Little Black Boxes

August 3, 2009

Recently I’ve been exploring my hypersensitivity to being controlled. I used feel guilty about it. When I examine the past, in situations where this has led to a negative outcome, that negative outcome has been the destruction or compromise of a relationship with the other person. The thing they were trying to force me to do was rarely, or poorly done if at all.

I was not able to satisfactorily articulate my considerable distaste for external control, and my preference for comprehension. I’ve been asking “why” my entire life, and have hit a wall many times because of people feeling threatened. It’s a challenge to ask people to reformulate their orders into an expression of needs.

My brain likes pattern matching, and is near-constantly trying to reconcile the multiple inputs it receives. For better or worse, I call it systemic algebra. When it receives new input that doesn’t match the pattern of the increasingly complex model of the world in my head, it adjusts the model.

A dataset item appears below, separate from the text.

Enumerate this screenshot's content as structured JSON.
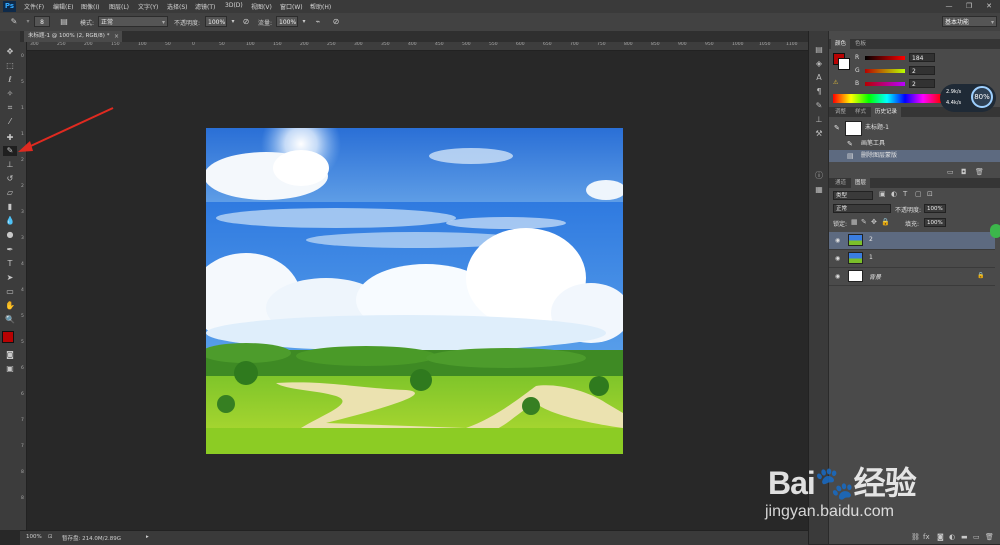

In this sense, getting older has had an overarching theme of both increased comprehension and decreased comprehension. There are parts of the system which I will not understand, perhaps ever. Those black boxes are unpredictable, and that the only reasonable thing I can predict is that they’ll resolve with whatever needs to happen.

Or more concretely: I trust that people will do the right thing for them, given their worldview.

I think some people would argue with this idea, saying it leaves no room for altruism; that a martyr acts “selflessly” to further the needs of the community. I think motive is inherently selfish—not in a pejorative sense, but that needs are ultimately part of the individual. A person’s actions are a function of attempting to meet the need which is immediately strongest.

Fasting, asceticism, self-inflicted injury, suicide, workaholism or similar behavior are fulfilling an unmet need for control or power. I think prayer is probably the most simple behavior a human can engage in that fills a power need. The idea is seductive—that by talking (in your head) to someone or something that’s listening can have a material effect on the real world. This is incredibly powerful.

This is still a thought in progress.